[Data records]
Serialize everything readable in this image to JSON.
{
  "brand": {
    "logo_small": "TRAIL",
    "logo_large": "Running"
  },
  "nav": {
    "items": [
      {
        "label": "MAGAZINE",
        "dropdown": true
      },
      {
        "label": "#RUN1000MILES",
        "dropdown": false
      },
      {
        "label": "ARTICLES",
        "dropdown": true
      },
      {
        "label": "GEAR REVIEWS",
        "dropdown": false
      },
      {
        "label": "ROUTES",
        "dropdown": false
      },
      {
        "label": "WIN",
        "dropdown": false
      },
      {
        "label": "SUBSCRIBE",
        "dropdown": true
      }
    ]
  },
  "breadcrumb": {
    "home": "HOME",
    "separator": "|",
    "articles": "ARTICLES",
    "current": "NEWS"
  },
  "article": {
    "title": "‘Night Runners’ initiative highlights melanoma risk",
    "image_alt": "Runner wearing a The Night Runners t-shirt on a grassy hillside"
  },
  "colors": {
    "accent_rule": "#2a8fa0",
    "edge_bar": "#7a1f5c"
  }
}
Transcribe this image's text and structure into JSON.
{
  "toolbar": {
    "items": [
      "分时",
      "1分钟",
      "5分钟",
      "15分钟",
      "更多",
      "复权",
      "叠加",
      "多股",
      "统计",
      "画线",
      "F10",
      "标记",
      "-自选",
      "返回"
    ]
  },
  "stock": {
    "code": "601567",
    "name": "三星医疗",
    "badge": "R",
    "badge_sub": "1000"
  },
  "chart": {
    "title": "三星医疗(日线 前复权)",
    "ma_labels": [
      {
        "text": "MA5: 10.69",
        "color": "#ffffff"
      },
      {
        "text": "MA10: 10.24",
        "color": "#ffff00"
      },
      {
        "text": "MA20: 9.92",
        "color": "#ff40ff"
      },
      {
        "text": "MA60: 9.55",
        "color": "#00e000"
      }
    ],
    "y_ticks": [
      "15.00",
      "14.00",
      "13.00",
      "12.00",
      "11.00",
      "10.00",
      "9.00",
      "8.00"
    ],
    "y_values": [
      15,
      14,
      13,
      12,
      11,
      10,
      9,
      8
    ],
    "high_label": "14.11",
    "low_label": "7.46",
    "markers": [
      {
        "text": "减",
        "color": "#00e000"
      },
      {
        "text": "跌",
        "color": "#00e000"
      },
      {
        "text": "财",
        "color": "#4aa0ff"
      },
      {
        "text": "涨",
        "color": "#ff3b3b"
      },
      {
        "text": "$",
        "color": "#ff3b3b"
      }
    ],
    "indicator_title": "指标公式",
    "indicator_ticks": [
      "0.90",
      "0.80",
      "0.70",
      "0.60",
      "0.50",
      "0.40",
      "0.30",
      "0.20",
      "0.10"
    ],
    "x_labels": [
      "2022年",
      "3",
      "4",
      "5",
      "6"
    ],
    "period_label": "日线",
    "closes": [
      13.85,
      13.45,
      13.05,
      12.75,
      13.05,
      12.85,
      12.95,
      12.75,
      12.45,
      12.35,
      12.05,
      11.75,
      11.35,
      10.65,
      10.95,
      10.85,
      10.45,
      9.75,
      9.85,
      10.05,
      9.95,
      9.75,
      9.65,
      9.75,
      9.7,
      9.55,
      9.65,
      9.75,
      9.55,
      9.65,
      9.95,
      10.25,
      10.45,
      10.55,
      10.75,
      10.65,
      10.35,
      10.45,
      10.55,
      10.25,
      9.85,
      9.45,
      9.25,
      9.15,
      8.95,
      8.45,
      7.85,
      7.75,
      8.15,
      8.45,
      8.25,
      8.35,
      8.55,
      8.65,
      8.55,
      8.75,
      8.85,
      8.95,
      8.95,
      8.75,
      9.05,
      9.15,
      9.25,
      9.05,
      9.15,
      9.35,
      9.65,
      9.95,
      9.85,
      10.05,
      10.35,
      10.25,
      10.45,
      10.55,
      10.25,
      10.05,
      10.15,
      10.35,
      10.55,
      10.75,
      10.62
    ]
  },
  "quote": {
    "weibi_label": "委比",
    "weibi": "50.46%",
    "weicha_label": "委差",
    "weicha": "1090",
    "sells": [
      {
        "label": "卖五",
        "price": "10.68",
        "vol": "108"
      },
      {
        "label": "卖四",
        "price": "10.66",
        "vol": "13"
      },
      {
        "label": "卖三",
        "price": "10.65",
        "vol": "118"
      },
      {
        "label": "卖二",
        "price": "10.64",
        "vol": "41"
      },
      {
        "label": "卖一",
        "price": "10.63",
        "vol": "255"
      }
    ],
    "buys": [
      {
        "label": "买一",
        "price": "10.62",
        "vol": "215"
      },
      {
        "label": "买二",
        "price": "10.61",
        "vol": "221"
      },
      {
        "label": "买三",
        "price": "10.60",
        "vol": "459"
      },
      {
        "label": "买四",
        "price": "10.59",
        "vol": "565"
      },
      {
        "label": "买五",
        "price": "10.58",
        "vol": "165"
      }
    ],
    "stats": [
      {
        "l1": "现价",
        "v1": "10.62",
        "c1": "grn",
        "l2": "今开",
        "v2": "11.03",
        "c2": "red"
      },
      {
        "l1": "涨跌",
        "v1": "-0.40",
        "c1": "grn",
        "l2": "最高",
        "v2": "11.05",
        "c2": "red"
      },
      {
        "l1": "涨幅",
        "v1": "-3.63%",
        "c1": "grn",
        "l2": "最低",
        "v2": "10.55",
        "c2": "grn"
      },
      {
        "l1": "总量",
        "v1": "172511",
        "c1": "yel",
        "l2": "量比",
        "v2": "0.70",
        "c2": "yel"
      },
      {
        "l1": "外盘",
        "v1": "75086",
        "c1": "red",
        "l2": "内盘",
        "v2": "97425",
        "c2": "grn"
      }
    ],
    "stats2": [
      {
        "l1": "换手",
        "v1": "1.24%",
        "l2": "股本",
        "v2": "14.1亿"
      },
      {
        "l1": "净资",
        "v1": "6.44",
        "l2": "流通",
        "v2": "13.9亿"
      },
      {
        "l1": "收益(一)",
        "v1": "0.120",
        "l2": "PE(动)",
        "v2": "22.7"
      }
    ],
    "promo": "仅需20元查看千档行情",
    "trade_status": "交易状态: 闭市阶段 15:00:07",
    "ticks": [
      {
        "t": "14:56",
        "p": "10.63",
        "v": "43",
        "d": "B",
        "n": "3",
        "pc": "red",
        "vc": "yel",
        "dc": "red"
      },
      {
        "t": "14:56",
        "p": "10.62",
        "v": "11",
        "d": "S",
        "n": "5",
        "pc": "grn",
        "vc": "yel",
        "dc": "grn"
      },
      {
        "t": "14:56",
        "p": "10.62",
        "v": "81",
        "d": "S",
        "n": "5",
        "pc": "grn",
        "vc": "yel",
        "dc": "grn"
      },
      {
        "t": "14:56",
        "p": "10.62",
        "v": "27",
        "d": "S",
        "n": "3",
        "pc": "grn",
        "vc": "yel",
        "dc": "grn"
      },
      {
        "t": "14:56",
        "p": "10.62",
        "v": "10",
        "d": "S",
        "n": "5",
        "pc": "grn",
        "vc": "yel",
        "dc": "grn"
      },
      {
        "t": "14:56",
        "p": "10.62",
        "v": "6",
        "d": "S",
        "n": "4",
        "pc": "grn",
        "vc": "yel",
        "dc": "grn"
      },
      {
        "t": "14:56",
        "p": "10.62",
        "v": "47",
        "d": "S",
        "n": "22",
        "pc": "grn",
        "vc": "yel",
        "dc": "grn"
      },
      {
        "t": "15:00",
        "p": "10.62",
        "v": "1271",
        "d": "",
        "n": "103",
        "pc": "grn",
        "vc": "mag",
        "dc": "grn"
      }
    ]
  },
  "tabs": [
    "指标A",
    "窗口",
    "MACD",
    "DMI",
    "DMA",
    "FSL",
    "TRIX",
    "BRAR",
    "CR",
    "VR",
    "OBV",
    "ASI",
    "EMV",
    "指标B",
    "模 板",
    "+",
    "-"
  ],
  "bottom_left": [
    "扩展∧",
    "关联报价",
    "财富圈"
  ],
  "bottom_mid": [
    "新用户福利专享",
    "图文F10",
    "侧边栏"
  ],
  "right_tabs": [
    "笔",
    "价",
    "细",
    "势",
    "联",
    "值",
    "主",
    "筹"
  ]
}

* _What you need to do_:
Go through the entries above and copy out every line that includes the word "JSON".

* _Output for this task_:
Serialize everything readable in this image to JSON.
Transcribe this image's text and structure into JSON.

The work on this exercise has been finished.